Trailing + and – signs: All of the three functions reject trailing signs in numbers. However, in a quoted numeric string $NUMBER parses one (and only one) trailing sign, $NORMALIZE parses multiple trailing signs, and $ISVALIDNUM rejects any string containing a trailing sign as an invalid number.
Parentheses: $NUMBER parses parentheses surrounding an unsigned number in a quoted string as indicating a negative number. $NORMALIZE and $ISVALIDNUM reject parentheses.
Numeric strings containing multiple decimal characters: $NORMALIZE validates character-by-character until it encounters the second decimal character. For example, in American format it validates “123.4.56” as the number 123.4. $NUMBER and $ISVALIDNUM reject any string containing more than one decimal character as an invalid number.
Numeric strings containing other nonnumeric characters: $NORMALIZE validates character-by-character until it encounters an alphabetic character. It validates “123A456” as the number 123. $NUMBER and $ISVALIDNUM validate the entire string, they reject “123A456” as an invalid number.
The null string: $NORMALIZE parses the null string as zero (0). $NUMBER and $ISVALIDNUM reject the null string.
The $ISVALIDNUM and $NUMBER functions provide optional min/max range checking.
$ISVALIDNUM, $NORMALIZE, and $NUMBER all provide rounding of numbers to a specified number of fractional digits. $ISVALIDNUM and $NORMALIZE can round fractional digits, and round or truncate a number with a fractional part to return an integer.

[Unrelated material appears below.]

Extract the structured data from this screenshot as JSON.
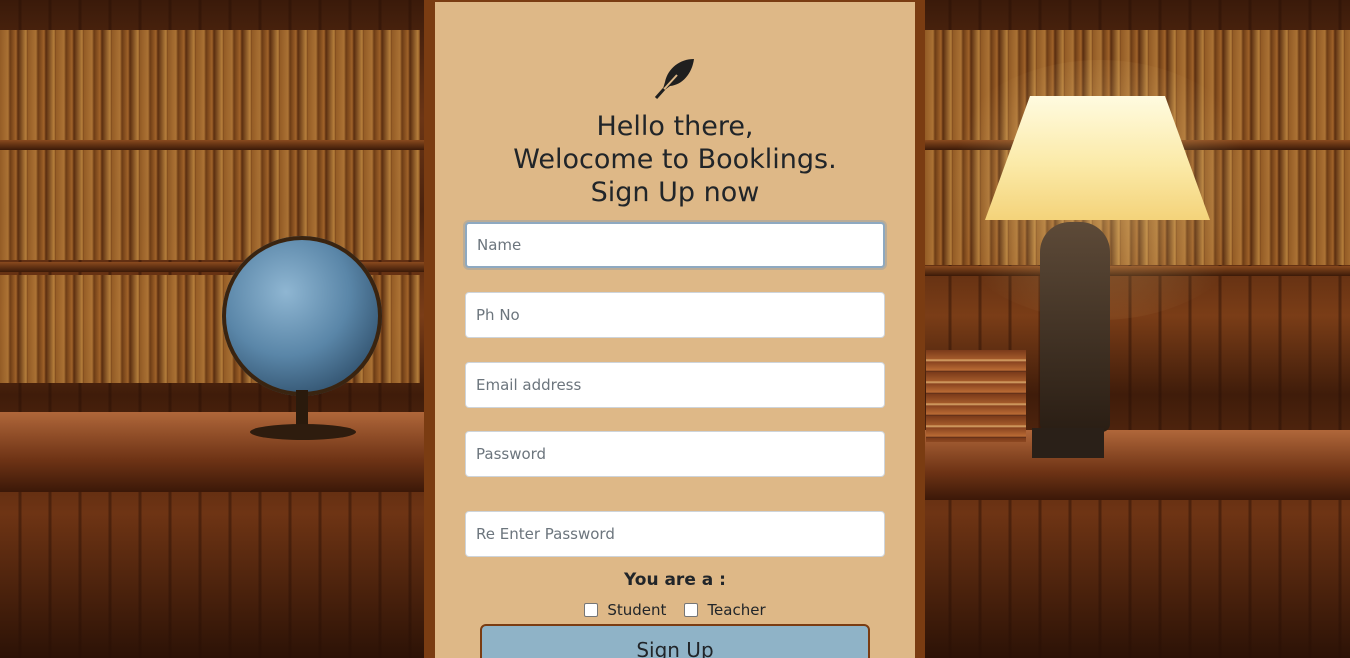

For example, $NORMALIZE can round 488.65 to 488.7 or 489, or truncate it to 488. $NUMBER can round both fractional digits and integer digits. For example, $NUMBER can round 488.65 to 488.7, 489, 490 or 500.
More information on locales in the section on “System Classes for National Language Support” in Specialized System Tools and Utilities.